The Model of Mitt Romney
This former candidate for the Republican nomination, after what appears to be a slow and deliberate personal process, appears to have decided that the most important thing for the Republican party right now is that it not convene it’s convention with Trump having a majority of the delegates. Having reached that conclusion, he has spoken strongly and articulately of his beliefs, and has brought his full political power to work redirecting votes against Trump to most effectively accomplish that goal. Whether you like Romney or not, whether you agree with his views or not, I put him forward as a shining example of a role model for behavior. I see Romney acting without prospect of personal gain, but rather from a principled position, , with a clearly defined goal and doing so peacefully within the democratic process. I hold Mitt Romney up as a role model for all of us:
- He has slowed down, thought things through, and allowed the situation to unfold until he sees clear need for action;
- He has moved beyond his raw emotion and is acting from a deliberate, thoughtful and rational place;
- He has developed a plan and is executing on it;
- He recognizes that it is of paramount importance to the legitimacy of his campaign that it operate fully within not just the letter, but also the spirit of non-violence and the American political process;
- And in all of this he is acting from his own heart and conviction and is not swayed by populism and sound bites on either side.
If Donald Trump does take a majority to the Republican Convention, and beyond that secures the nomination, I will watch Mitt Romney with great interest. I feel confident that he will continue to respond strongly as one who has great love for and faith in a political system that has served this country for almost 250 years.
And while we can look to the rhetoric of Bernie Sanders and Hillary Clinton to escalate, I also expect them both to continue to urge those who support Trump to express their views at the ballot, and for those who oppose him to do likewise.
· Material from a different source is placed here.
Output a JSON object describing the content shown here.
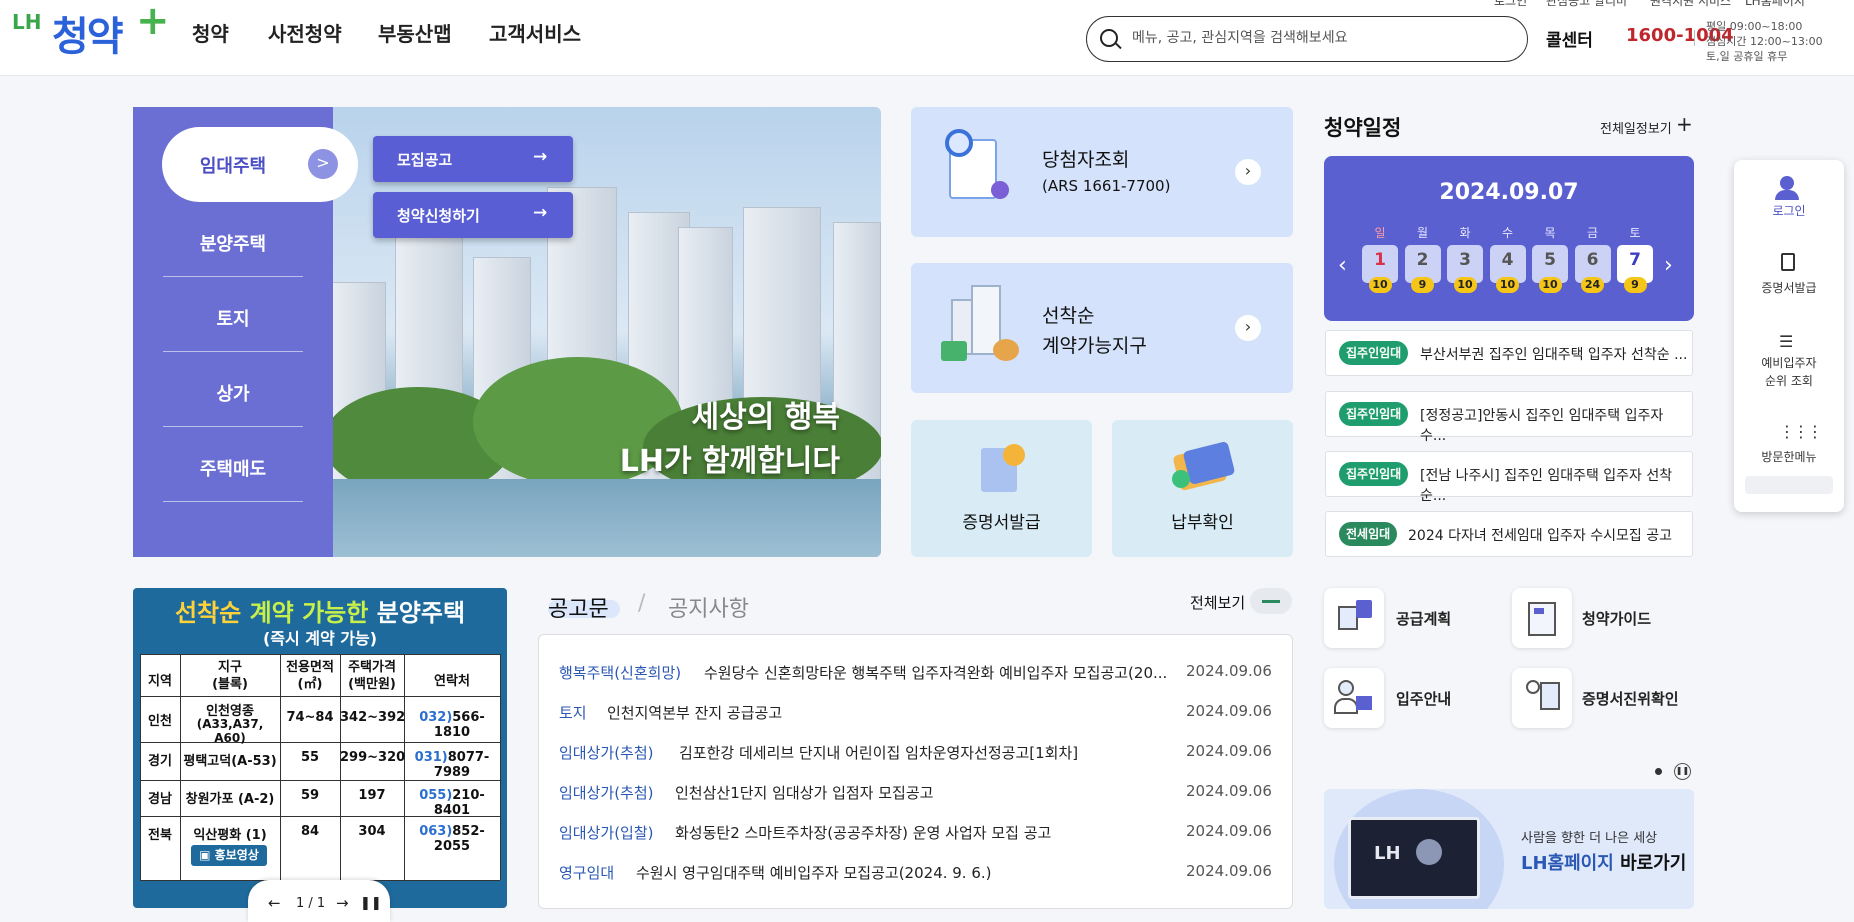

Perhaps one positive consequence of this current situation will be to increase voter turnout from the 50-60% range!